* _Data to examine_
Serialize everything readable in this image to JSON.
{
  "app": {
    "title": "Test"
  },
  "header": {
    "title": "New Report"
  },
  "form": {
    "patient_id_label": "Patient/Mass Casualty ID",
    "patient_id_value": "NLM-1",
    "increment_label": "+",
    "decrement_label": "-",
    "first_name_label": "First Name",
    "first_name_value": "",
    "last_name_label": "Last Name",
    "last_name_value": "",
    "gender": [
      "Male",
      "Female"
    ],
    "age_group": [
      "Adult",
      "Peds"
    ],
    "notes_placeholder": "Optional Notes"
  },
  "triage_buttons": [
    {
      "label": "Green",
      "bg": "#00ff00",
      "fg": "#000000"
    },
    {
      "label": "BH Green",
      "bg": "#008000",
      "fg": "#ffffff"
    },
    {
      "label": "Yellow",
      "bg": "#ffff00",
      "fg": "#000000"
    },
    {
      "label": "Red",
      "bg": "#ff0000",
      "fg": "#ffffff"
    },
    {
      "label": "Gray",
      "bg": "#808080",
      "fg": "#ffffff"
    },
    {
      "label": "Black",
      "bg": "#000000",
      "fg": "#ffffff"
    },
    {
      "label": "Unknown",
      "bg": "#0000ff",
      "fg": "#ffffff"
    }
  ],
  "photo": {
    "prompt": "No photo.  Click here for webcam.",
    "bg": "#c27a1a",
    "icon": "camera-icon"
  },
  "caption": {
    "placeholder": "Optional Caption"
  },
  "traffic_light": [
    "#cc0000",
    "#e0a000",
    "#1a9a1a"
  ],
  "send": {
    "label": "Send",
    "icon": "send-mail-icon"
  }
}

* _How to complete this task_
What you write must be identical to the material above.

* _Solution_
Serialize everything readable in this image to JSON.
{
  "app": {
    "title": "Test"
  },
  "header": {
    "title": "New Report"
  },
  "form": {
    "patient_id_label": "Patient/Mass Casualty ID",
    "patient_id_value": "NLM-1",
    "increment_label": "+",
    "decrement_label": "-",
    "first_name_label": "First Name",
    "first_name_value": "",
    "last_name_label": "Last Name",
    "last_name_value": "",
    "gender": [
      "Male",
      "Female"
    ],
    "age_group": [
      "Adult",
      "Peds"
    ],
    "notes_placeholder": "Optional Notes"
  },
  "triage_buttons": [
    {
      "label": "Green",
      "bg": "#00ff00",
      "fg": "#000000"
    },
    {
      "label": "BH Green",
      "bg": "#008000",
      "fg": "#ffffff"
    },
    {
      "label": "Yellow",
      "bg": "#ffff00",
      "fg": "#000000"
    },
    {
      "label": "Red",
      "bg": "#ff0000",
      "fg": "#ffffff"
    },
    {
      "label": "Gray",
      "bg": "#808080",
      "fg": "#ffffff"
    },
    {
      "label": "Black",
      "bg": "#000000",
      "fg": "#ffffff"
    },
    {
      "label": "Unknown",
      "bg": "#0000ff",
      "fg": "#ffffff"
    }
  ],
  "photo": {
    "prompt": "No photo.  Click here for webcam.",
    "bg": "#c27a1a",
    "icon": "camera-icon"
  },
  "caption": {
    "placeholder": "Optional Caption"
  },
  "traffic_light": [
    "#cc0000",
    "#e0a000",
    "#1a9a1a"
  ],
  "send": {
    "label": "Send",
    "icon": "send-mail-icon"
  }
}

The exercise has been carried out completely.